_Interface dataset entries_:

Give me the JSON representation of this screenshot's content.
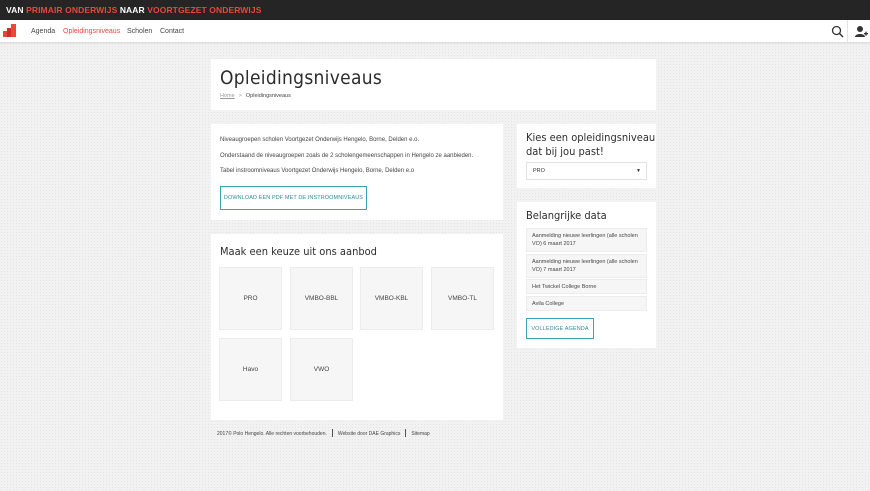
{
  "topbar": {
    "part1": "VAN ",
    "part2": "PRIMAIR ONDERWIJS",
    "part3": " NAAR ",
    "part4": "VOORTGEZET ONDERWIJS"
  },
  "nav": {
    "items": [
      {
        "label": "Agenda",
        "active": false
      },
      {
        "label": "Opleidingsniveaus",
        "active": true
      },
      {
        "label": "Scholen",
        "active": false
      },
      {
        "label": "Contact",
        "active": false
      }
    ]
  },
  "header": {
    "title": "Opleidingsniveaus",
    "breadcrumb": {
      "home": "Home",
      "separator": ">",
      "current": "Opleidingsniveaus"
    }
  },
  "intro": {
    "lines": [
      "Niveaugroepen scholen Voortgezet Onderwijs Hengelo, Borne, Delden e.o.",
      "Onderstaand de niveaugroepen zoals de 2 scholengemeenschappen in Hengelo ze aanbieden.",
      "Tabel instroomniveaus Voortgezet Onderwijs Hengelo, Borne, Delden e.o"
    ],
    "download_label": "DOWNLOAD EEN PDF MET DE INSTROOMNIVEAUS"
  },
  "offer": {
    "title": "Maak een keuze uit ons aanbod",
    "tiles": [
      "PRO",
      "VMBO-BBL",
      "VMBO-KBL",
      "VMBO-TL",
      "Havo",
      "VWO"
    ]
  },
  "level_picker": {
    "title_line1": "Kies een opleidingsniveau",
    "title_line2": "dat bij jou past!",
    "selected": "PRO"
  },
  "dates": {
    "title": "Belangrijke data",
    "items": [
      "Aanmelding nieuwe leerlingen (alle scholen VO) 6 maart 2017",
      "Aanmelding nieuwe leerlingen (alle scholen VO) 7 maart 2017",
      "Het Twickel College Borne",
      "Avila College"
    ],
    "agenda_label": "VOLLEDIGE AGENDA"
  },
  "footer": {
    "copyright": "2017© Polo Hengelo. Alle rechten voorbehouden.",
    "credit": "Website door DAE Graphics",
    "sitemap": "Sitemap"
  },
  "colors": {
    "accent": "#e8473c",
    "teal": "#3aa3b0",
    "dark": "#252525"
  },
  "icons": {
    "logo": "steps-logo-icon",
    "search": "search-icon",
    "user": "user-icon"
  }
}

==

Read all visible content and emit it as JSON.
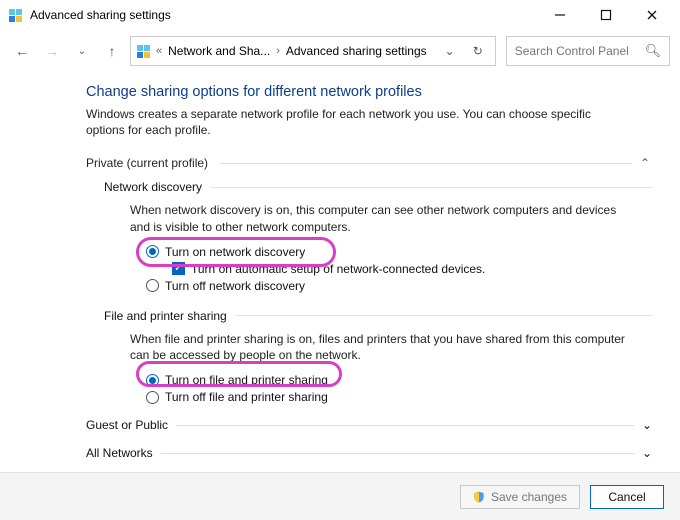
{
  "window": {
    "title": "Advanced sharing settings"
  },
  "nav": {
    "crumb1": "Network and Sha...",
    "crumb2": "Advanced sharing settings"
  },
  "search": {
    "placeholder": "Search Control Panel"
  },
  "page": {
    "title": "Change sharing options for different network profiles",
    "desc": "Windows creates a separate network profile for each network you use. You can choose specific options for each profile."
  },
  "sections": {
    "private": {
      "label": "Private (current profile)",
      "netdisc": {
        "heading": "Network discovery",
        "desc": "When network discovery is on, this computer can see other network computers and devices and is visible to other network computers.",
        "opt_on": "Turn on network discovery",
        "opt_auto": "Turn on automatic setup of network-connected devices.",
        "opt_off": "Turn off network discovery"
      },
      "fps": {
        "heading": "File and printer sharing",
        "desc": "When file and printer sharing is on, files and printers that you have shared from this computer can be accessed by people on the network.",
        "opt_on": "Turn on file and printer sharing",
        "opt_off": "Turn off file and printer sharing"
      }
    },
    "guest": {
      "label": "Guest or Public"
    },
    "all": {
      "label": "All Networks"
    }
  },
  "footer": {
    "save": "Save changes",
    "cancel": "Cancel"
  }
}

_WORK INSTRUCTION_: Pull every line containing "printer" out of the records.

_SOLUTION FOR THIS PROBLEM_:
        "heading": "File and printer sharing",
        "desc": "When file and printer sharing is on, files and printers that you have shared from this computer can be accessed by people on the network.",
        "opt_on": "Turn on file and printer sharing",
        "opt_off": "Turn off file and printer sharing"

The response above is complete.